Combat Graflex sometimes referred to as a Combat 70 or Gulliver’s Contax.  Designed by Zeiss Ikon’s Hubert Nerwin. Resembles a Contax II on steroids.  Madfe between 1953 and 1957 and used by the US ARMY SIGNAL CORP up to and including the early years of the Viet Nam War.

Google for more info, but as a start try this: www.geh.org/fm/mees/htmlsrc/mG736700001_ful.h tml

Keneally’s novel about Operation Rimau


Finished reading an outstanding novel of WWII called The Widow and Her Hero by Thomas Keneally (2007), which deals with the true life commando mission “Rimau” (Malay for tiger), made by Australian Special Forces and British troops against Japanese held Singapore. Great book, tragic mission and it appears over time that the facts behind the loss of the men was a high level command decision to sacrifice them. The story by Keneally looks at men’s heroism and the emotional evolution of the women who survive them. It is the story of a war time marriage, the mission, and the long life of the widow who over time learns more about her husband’s final mission and execution by the Japanese. It’s a great novel based on a tragic truth.

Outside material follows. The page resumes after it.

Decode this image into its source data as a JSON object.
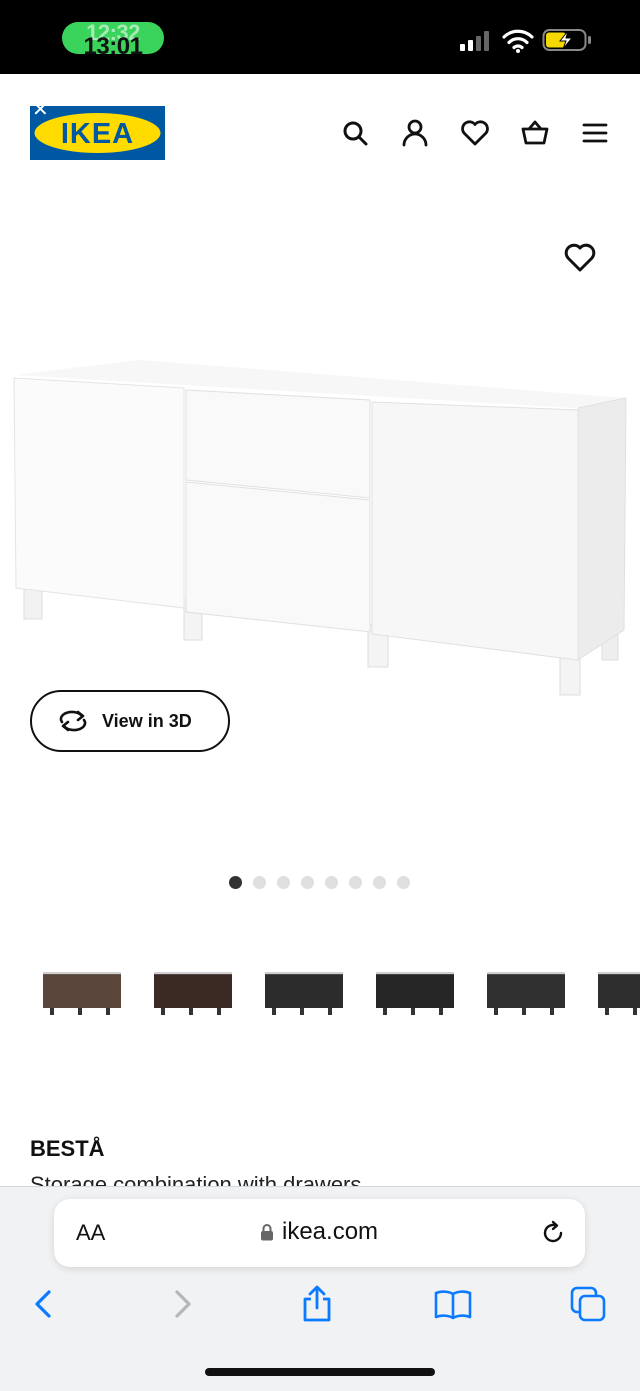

Wikipedia article on Operation Rimau.

Keneally is best known for the Booker Prize-winning Schindler’s Ark. He is one of my favourite authors.

The Day of Battle: The War in Sicily and Italy, 1943-1944 by Rick Atkinson


Finished reading this detailed account of the battles of Sicily and Italy. It was a difficult read, not because of Atkinson’s style but because of the content. The incredible waste and suffering of so many soldiers and civilians. I had prior to reading this book only a sketchy idea of the Italian campaign. Growing up in Toronto, my next door neighbour was a Canadian Combat Engineer Major who I believe had been in Italy during the war. I thought of him often while reading this book. Highly recommended.

Churchill Tank WW II heavy tank



Churchill Tank WW II heavy tank

Originally uploaded by “canuckshutterer” wj gibson.

Today I revisited the museum at Canadian Forces Base Borden, west of Barrie, Ontario, Canada…..part of my remembrance of those who gave their lives.

Pat Barker, Regeneration Trilogy


I am part way through rereading this exceptional trilogy set in World War One. I have read Regeneration and am just started The Eye in the Door. For those who have not read these three novels (The Ghost Road, winner of the 1995 Booker Prize, is the final novel), you should. Regeneration begins with the Declaration that the war must stop – made by Siegfried Sassoon, decorated army officer and poet and his treatment for psychological damage from his time in combat. Dr. Rivers, like Sassoon a real-life figure, is another central character, who struggles with the Army and its attitudes, the difficulty of treatment, the moral question of treating men in order to help them and then to send them back in many cases to combat. Barker’s style is lean, effective, emotion-based. I am glad I hung on to my copies of her three novels and that I am now re-reading them. One detail that has always stuck in my brain, the yellow complexions of the young and old women working in the munitions plants.  I suppose it has something to do with the memory of my mother telling me that she worked in a munitions plant in Montreal making 20mm shells during the Second World War.